On that day this mindset definitely infected and derailed my belief that I could make it back to the start line and finish the race, even if I had to walk the entire way. I had nobody kicking me up the bum, or blasting me across the finish line. And while my knees hurt, I felt perfectly fine physically and mentally - not tired at all.
So basically, I could have continued. What stopped me, apart from my attitude? Nothing. The dumbest thing was to think that just because I couldn’t run anymore, the race was essentially over. Wrong.
It was my first marathon (a big deal when you’ve never done it before) and I had nothing to fall back on by way of experience or knowledge about what to expect and what to do when shit happened. Today I know there is a point to following a marathon plan.
What I learned by running the Schwarzwald Marathon 2015 was that I could have finished it, and that only my fears and faulty conclusions stopped me. There was about 14 km left to tackle, and now that I know how far that is, it’s a surprise to think I wasn’t even prepared to knuckle down and get on with it.
The moral of the story is: when you run, don’t think, just run - and don’t stop until you get to the end. And if you have to stop running, then walk. Take a break, anything, just don’t stop unless there’s something physically wrong with you.
In other words, it doesn’t matter how you get to the end, as long as you get there.
The 10 km took me 1:13:00, which was slower than the first 10 km I did but it was not about the race, it was about having a fun run with my dear friend.

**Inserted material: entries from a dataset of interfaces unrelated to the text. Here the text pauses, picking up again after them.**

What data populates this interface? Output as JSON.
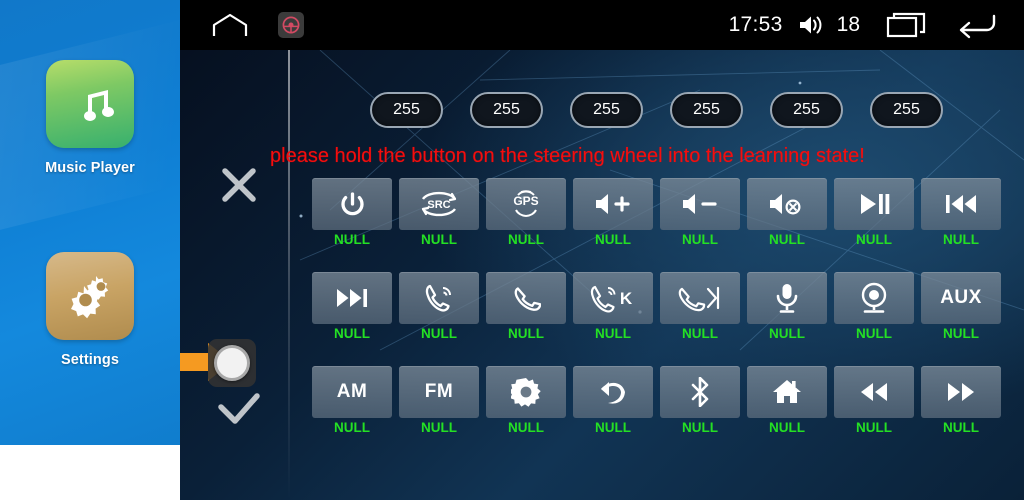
{
  "launcher": {
    "apps": [
      {
        "label": "Music Player",
        "icon": "music-note-icon"
      },
      {
        "label": "Settings",
        "icon": "gears-icon"
      }
    ]
  },
  "statusbar": {
    "home_icon": "home-outline-icon",
    "steering_icon": "steering-wheel-icon",
    "clock": "17:53",
    "volume_icon": "speaker-icon",
    "volume_level": "18",
    "recents_icon": "recents-icon",
    "back_icon": "back-arrow-icon"
  },
  "controls": {
    "cancel_icon": "close-x-icon",
    "confirm_icon": "check-icon",
    "cursor_icon": "touch-cursor-icon",
    "pointer_icon": "orange-arrow-icon"
  },
  "badges": [
    {
      "value": "255"
    },
    {
      "value": "255"
    },
    {
      "value": "255"
    },
    {
      "value": "255"
    },
    {
      "value": "255"
    },
    {
      "value": "255"
    }
  ],
  "message": "please hold the button on the steering wheel into the learning state!",
  "colors": {
    "message_red": "#f50d0d",
    "label_green": "#24e024",
    "key_gray": "#7b8a98",
    "launcher_blue": "#1178c9",
    "arrow_orange": "#f59a21"
  },
  "grid": {
    "rows": [
      [
        {
          "icon": "power-icon",
          "text": "",
          "label": "NULL"
        },
        {
          "icon": "src-icon",
          "text": "SRC",
          "label": "NULL"
        },
        {
          "icon": "gps-icon",
          "text": "GPS",
          "label": "NULL"
        },
        {
          "icon": "volume-up-icon",
          "text": "",
          "label": "NULL"
        },
        {
          "icon": "volume-down-icon",
          "text": "",
          "label": "NULL"
        },
        {
          "icon": "volume-mute-icon",
          "text": "",
          "label": "NULL"
        },
        {
          "icon": "play-pause-icon",
          "text": "",
          "label": "NULL"
        },
        {
          "icon": "previous-track-icon",
          "text": "",
          "label": "NULL"
        }
      ],
      [
        {
          "icon": "next-track-icon",
          "text": "",
          "label": "NULL"
        },
        {
          "icon": "phone-answer-icon",
          "text": "",
          "label": "NULL"
        },
        {
          "icon": "phone-hangup-icon",
          "text": "",
          "label": "NULL"
        },
        {
          "icon": "phone-answer-k-icon",
          "text": "K",
          "label": "NULL"
        },
        {
          "icon": "phone-hangup-arrow-icon",
          "text": "",
          "label": "NULL"
        },
        {
          "icon": "microphone-icon",
          "text": "",
          "label": "NULL"
        },
        {
          "icon": "camera-icon",
          "text": "",
          "label": "NULL"
        },
        {
          "icon": "aux-icon",
          "text": "AUX",
          "label": "NULL"
        }
      ],
      [
        {
          "icon": "am-icon",
          "text": "AM",
          "label": "NULL"
        },
        {
          "icon": "fm-icon",
          "text": "FM",
          "label": "NULL"
        },
        {
          "icon": "gear-icon",
          "text": "",
          "label": "NULL"
        },
        {
          "icon": "back-curve-icon",
          "text": "",
          "label": "NULL"
        },
        {
          "icon": "bluetooth-icon",
          "text": "",
          "label": "NULL"
        },
        {
          "icon": "home-icon",
          "text": "",
          "label": "NULL"
        },
        {
          "icon": "rewind-icon",
          "text": "",
          "label": "NULL"
        },
        {
          "icon": "fast-forward-icon",
          "text": "",
          "label": "NULL"
        }
      ]
    ]
  }
}
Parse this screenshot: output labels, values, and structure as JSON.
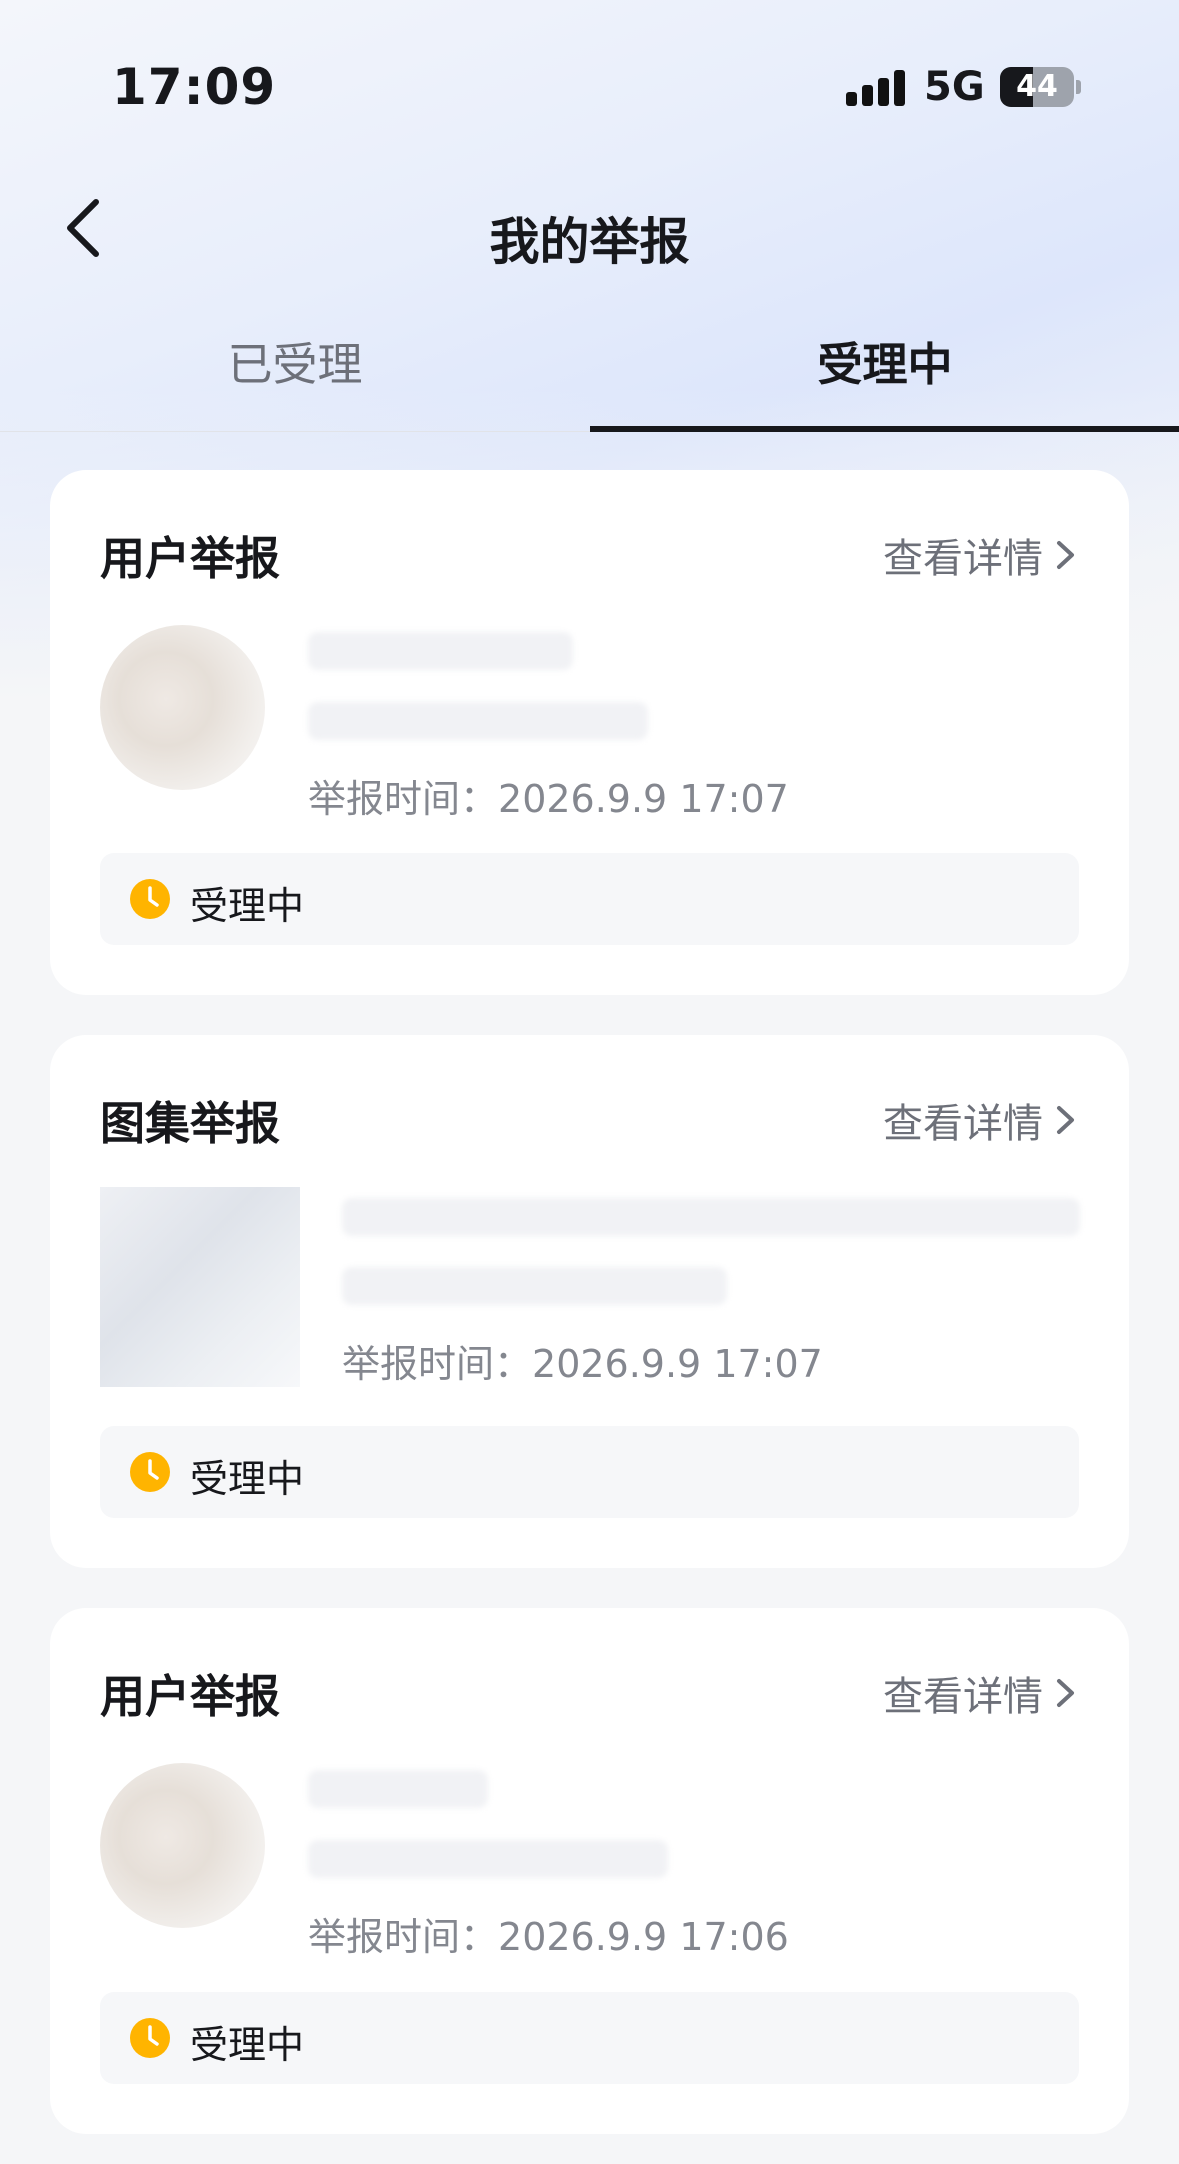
{
  "status_bar": {
    "time": "17:09",
    "network": "5G",
    "battery": "44",
    "battery_level": 0.44
  },
  "nav": {
    "title": "我的举报"
  },
  "tabs": [
    {
      "label": "已受理",
      "selected": false
    },
    {
      "label": "受理中",
      "selected": true
    }
  ],
  "reports": [
    {
      "type": "用户举报",
      "detail_label": "查看详情",
      "thumbnail": "avatar",
      "time_label": "举报时间：",
      "time": "2026.9.9 17:07",
      "status": "受理中"
    },
    {
      "type": "图集举报",
      "detail_label": "查看详情",
      "thumbnail": "image",
      "time_label": "举报时间：",
      "time": "2026.9.9 17:07",
      "status": "受理中"
    },
    {
      "type": "用户举报",
      "detail_label": "查看详情",
      "thumbnail": "avatar",
      "time_label": "举报时间：",
      "time": "2026.9.9 17:06",
      "status": "受理中"
    }
  ],
  "colors": {
    "status_icon": "#FFB400",
    "text_primary": "#17181C",
    "text_secondary": "#6D7079"
  },
  "icons": {
    "back": "chevron-left-icon",
    "detail": "chevron-right-icon",
    "status": "clock-icon"
  }
}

The marathon took me 3:18:00 to reach the 25 km mark after 4 km of walking. Not sure what time I had after 29 km as I didn’t have a watch or timer.